Provided material:
Segment Open

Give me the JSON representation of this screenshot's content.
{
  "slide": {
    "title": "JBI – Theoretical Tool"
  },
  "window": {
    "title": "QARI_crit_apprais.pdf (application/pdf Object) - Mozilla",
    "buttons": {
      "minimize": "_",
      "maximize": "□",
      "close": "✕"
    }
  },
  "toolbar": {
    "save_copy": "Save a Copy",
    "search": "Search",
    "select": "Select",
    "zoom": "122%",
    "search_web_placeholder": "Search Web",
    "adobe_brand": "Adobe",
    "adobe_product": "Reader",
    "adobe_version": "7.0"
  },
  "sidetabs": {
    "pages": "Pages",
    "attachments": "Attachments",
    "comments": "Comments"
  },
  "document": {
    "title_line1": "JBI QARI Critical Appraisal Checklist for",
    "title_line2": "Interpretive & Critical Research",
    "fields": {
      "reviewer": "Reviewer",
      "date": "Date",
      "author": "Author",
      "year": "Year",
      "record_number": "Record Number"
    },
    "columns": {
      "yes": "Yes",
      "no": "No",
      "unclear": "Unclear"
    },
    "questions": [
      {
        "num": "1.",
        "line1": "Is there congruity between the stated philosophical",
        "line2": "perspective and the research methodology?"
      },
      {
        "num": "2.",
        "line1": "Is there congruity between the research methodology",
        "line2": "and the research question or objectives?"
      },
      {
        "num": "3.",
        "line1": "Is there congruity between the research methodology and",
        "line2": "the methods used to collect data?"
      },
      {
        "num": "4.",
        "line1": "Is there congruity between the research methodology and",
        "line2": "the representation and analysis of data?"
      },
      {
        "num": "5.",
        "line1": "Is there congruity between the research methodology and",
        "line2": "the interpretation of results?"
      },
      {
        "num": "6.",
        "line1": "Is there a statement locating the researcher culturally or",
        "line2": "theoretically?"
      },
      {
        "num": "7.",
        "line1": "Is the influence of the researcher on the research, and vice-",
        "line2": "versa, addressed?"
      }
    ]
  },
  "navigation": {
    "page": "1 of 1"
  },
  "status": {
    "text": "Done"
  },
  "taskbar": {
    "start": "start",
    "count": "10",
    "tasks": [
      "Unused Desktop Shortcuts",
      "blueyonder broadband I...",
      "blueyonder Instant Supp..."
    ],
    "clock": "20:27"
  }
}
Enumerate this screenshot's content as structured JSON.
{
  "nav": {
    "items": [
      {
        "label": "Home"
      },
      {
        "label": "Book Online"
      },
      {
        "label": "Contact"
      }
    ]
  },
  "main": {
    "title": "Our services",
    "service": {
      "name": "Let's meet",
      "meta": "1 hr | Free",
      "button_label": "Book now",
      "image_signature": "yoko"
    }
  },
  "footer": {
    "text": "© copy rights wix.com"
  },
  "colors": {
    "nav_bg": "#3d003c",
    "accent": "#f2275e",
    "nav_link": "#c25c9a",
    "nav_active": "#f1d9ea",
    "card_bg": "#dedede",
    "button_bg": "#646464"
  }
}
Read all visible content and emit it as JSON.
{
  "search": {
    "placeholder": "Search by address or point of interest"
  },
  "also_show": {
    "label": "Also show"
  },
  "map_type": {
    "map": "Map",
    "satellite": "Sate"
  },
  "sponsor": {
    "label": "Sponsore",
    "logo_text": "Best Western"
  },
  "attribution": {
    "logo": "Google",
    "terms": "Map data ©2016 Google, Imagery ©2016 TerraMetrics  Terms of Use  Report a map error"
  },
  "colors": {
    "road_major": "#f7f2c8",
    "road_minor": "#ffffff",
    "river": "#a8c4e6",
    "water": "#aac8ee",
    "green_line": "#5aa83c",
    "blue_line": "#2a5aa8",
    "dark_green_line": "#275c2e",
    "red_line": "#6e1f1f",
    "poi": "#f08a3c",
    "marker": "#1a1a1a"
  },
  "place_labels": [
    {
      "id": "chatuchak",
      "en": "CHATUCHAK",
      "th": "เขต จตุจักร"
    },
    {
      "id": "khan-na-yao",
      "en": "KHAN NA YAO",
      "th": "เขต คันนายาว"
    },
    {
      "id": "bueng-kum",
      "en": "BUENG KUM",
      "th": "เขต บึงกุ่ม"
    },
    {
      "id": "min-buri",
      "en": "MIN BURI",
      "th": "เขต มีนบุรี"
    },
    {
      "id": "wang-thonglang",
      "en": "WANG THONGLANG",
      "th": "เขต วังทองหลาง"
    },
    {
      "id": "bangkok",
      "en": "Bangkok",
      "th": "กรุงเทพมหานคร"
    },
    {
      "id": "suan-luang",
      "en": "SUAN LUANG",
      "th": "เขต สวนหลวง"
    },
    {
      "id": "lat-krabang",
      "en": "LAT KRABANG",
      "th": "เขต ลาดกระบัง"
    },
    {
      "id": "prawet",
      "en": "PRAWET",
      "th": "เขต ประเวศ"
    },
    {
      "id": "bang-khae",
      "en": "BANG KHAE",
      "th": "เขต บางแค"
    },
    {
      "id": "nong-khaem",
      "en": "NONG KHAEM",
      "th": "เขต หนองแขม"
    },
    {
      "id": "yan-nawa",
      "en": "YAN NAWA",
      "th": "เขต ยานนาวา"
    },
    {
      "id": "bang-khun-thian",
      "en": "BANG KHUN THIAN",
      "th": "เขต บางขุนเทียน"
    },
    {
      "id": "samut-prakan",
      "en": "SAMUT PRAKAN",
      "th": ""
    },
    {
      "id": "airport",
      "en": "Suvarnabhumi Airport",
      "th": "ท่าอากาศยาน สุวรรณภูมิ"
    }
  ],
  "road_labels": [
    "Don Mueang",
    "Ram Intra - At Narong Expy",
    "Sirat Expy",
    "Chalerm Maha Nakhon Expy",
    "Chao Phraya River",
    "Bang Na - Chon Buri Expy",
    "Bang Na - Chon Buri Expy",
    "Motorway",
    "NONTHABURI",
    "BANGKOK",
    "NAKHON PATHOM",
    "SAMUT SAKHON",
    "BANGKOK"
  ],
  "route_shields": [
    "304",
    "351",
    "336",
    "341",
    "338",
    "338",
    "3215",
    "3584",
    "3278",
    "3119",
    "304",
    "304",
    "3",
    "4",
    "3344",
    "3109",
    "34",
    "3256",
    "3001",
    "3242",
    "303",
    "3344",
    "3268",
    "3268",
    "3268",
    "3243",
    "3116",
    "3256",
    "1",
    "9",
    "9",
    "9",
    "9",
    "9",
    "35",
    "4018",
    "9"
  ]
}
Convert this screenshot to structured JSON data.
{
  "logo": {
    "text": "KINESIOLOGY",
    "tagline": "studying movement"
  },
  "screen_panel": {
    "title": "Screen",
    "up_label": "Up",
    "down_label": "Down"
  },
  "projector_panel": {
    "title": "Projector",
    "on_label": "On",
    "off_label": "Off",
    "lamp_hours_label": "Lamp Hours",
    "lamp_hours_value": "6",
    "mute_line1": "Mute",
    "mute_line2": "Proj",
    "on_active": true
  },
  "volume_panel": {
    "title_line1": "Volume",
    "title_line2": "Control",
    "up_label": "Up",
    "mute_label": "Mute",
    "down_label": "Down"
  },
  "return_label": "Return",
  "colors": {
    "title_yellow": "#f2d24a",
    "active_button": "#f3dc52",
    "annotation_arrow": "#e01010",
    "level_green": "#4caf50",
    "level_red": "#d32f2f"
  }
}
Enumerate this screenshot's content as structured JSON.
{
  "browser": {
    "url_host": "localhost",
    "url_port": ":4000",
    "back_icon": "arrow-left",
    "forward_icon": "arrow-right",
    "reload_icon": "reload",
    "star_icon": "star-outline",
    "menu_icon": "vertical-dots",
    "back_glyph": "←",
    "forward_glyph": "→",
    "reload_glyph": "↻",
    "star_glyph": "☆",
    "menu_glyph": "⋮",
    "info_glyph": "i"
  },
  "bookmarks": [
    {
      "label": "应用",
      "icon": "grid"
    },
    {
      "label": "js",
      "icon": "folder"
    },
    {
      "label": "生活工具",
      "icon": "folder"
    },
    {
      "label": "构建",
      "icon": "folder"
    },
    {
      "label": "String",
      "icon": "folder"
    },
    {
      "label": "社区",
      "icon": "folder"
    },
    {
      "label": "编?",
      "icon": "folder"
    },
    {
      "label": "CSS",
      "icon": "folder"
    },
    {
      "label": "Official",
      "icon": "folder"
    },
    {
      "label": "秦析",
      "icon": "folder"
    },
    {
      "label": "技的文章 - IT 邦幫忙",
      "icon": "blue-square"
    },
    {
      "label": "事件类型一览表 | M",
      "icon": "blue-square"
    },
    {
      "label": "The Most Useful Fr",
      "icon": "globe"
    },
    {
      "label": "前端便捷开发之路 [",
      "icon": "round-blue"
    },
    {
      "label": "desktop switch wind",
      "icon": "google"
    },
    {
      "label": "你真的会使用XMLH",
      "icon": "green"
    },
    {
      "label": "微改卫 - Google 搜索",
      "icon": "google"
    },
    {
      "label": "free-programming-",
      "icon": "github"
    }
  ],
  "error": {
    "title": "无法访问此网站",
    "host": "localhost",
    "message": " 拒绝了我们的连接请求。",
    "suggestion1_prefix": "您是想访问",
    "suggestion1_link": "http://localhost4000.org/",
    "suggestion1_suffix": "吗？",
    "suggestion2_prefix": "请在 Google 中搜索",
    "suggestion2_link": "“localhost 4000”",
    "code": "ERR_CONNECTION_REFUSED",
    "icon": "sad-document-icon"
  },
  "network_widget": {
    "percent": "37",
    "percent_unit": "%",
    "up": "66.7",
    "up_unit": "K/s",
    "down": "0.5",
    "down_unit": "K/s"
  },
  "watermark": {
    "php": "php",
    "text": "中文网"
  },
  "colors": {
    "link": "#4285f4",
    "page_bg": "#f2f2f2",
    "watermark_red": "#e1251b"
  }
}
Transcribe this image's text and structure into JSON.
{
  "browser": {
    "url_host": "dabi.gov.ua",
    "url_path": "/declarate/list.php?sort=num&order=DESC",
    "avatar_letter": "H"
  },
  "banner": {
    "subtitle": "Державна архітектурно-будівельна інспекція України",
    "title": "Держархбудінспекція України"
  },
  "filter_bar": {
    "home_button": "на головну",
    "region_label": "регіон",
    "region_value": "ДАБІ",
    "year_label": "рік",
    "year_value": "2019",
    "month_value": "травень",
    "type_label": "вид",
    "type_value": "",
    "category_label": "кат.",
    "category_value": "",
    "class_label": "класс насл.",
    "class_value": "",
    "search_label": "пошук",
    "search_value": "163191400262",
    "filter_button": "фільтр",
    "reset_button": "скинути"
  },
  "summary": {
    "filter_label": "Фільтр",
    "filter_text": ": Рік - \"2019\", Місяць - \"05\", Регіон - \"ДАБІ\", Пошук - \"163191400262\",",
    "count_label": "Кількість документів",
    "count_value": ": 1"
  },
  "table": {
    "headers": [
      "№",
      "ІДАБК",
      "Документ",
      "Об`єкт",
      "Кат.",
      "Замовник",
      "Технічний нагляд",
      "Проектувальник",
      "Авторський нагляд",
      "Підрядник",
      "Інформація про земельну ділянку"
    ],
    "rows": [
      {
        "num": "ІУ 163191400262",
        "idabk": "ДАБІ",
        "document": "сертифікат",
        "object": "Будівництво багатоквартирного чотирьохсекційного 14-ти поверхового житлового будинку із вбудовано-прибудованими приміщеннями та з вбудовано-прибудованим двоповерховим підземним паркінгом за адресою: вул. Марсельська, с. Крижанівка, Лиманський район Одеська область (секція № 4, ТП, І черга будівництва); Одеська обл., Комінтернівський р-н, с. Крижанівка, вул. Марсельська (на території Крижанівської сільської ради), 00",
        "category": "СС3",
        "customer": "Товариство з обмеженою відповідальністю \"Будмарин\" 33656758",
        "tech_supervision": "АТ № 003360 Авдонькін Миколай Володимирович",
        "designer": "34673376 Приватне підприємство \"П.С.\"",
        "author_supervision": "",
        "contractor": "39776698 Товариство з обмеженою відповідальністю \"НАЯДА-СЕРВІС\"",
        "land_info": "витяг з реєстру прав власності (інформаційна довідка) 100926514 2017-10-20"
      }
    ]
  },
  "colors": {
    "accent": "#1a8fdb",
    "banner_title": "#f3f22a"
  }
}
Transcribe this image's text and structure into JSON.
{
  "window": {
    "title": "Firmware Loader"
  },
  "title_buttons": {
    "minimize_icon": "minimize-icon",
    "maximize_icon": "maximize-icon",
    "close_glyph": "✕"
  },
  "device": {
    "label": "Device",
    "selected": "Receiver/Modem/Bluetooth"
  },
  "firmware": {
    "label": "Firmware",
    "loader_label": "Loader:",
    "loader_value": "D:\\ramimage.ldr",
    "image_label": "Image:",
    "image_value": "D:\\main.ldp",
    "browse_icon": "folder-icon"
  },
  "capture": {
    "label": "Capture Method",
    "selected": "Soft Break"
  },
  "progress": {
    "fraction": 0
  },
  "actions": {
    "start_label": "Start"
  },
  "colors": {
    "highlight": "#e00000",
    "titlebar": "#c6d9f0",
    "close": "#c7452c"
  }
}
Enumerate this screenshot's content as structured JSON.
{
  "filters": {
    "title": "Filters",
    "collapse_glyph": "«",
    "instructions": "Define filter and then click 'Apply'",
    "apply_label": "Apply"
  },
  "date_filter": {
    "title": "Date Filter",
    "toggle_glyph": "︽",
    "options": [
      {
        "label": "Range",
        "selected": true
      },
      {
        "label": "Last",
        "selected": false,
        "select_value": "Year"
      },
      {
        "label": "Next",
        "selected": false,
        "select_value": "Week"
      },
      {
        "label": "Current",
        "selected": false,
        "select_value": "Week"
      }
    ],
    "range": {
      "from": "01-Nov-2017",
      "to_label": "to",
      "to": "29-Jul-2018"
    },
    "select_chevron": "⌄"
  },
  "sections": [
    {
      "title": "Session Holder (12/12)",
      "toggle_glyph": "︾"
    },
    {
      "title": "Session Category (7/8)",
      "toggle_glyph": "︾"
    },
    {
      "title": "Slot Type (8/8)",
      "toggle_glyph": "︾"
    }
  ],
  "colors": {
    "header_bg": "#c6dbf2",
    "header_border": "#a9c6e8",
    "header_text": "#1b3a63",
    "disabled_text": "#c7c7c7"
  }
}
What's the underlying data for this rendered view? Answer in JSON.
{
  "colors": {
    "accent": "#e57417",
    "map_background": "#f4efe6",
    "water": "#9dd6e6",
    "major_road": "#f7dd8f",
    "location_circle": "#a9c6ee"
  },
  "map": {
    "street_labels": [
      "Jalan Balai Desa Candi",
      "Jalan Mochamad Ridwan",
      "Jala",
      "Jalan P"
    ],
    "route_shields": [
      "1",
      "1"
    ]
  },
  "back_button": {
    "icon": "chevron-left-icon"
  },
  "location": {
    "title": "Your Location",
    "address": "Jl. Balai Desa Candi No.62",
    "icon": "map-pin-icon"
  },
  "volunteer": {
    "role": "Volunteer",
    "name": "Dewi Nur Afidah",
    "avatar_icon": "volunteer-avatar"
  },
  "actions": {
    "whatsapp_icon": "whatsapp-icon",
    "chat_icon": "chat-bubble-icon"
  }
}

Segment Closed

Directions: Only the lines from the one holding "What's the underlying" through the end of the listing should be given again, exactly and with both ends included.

Result of the task:
What's the underlying data for this rendered view? Answer in JSON.
{
  "colors": {
    "accent": "#e57417",
    "map_background": "#f4efe6",
    "water": "#9dd6e6",
    "major_road": "#f7dd8f",
    "location_circle": "#a9c6ee"
  },
  "map": {
    "street_labels": [
      "Jalan Balai Desa Candi",
      "Jalan Mochamad Ridwan",
      "Jala",
      "Jalan P"
    ],
    "route_shields": [
      "1",
      "1"
    ]
  },
  "back_button": {
    "icon": "chevron-left-icon"
  },
  "location": {
    "title": "Your Location",
    "address": "Jl. Balai Desa Candi No.62",
    "icon": "map-pin-icon"
  },
  "volunteer": {
    "role": "Volunteer",
    "name": "Dewi Nur Afidah",
    "avatar_icon": "volunteer-avatar"
  },
  "actions": {
    "whatsapp_icon": "whatsapp-icon",
    "chat_icon": "chat-bubble-icon"
  }
}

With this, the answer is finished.